While this judgment furthers the case for non-residents being able to enforce an award in relation to a put option, the categorical holding of the Madras High Court that the award for damages in such an instance is subject to approval of the RBI is important to note, given the inconsistent positions of the NTT Docomo Judgment and Cruz City Judgment on this subject. Further, in the present case, the court agreed with the tribunal’s computation of damages on the basis that the market value of the shares at the time of breach was zero, and accordingly, the entire unpaid purchase price agreed under the SPA should be awarded as the damages.

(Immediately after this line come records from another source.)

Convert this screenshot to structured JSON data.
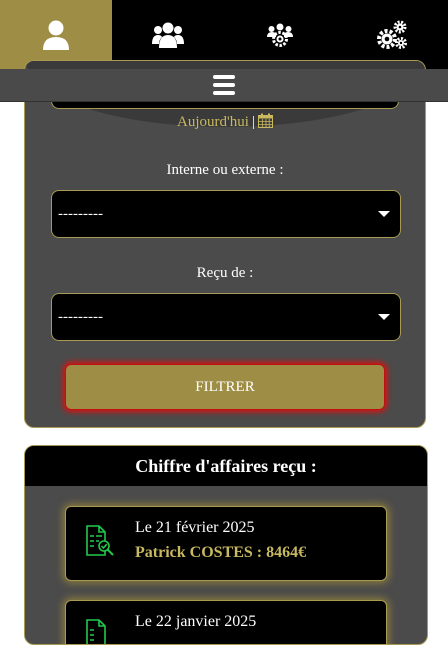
{
  "nav": {
    "tabs": [
      {
        "icon": "user-icon",
        "active": true
      },
      {
        "icon": "users-icon",
        "active": false
      },
      {
        "icon": "users-cog-icon",
        "active": false
      },
      {
        "icon": "cogs-icon",
        "active": false
      }
    ],
    "menu_icon": "hamburger-menu-icon"
  },
  "filter": {
    "today_label": "Aujourd'hui",
    "separator": "|",
    "calendar_icon": "calendar-icon",
    "internal_external_label": "Interne ou externe :",
    "internal_external_value": "---------",
    "received_from_label": "Reçu de :",
    "received_from_value": "---------",
    "filter_button": "FILTRER"
  },
  "revenue": {
    "title": "Chiffre d'affaires reçu :",
    "entries": [
      {
        "date": "Le 21 février 2025",
        "amount": "Patrick COSTES : 8464€",
        "icon": "invoice-check-icon"
      },
      {
        "date": "Le 22 janvier 2025",
        "amount": "",
        "icon": "invoice-check-icon"
      }
    ]
  },
  "colors": {
    "accent": "#9e8e45",
    "gold_text": "#c8b860",
    "icon_green": "#22c94a",
    "alert_red": "#e01010"
  }
}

An appeal against this judgment of the Madras High Court has been filed before the Supreme Court of India by the Investors and is pending. The Supreme Court by its order dated April 17, 2023 issued notice to the respondents. The order further stated that notice will also be issued to the RBI to ascertain, if at all any approval/permission from them is required, and if yes, at what stage will it be required. A conclusive ruling by the Supreme Court to settle the legal position on requirement of RBI approval will be welcome to lend clarity to this issue.
 GPE (India) Limited & Ors. v. Twarit Consultancy Services Private Limited & Anr., 2023 SCC OnLine Mad 46.
 Vijay Karia & Ors. v. Prysmian Cavi E Sistemi SRL & Ors., (2020) 11 SCC 1.
 NTT Docomo Inc. v. Tata Sons Limited, 2017 SCC OnLine Del 8078.
 Cruz City 1 Mauritius Holdings v. Unitech Limited, 2017 SCC OnLine Del 7810.
 Banyan Tree Growth Capital L.L.C. v. Axiom Cordages Limited & Ors., 2020 SCC OnLine Bom 781.
 Petition(s) for Special Leave to Appeal (C) No(s). 6856/2023.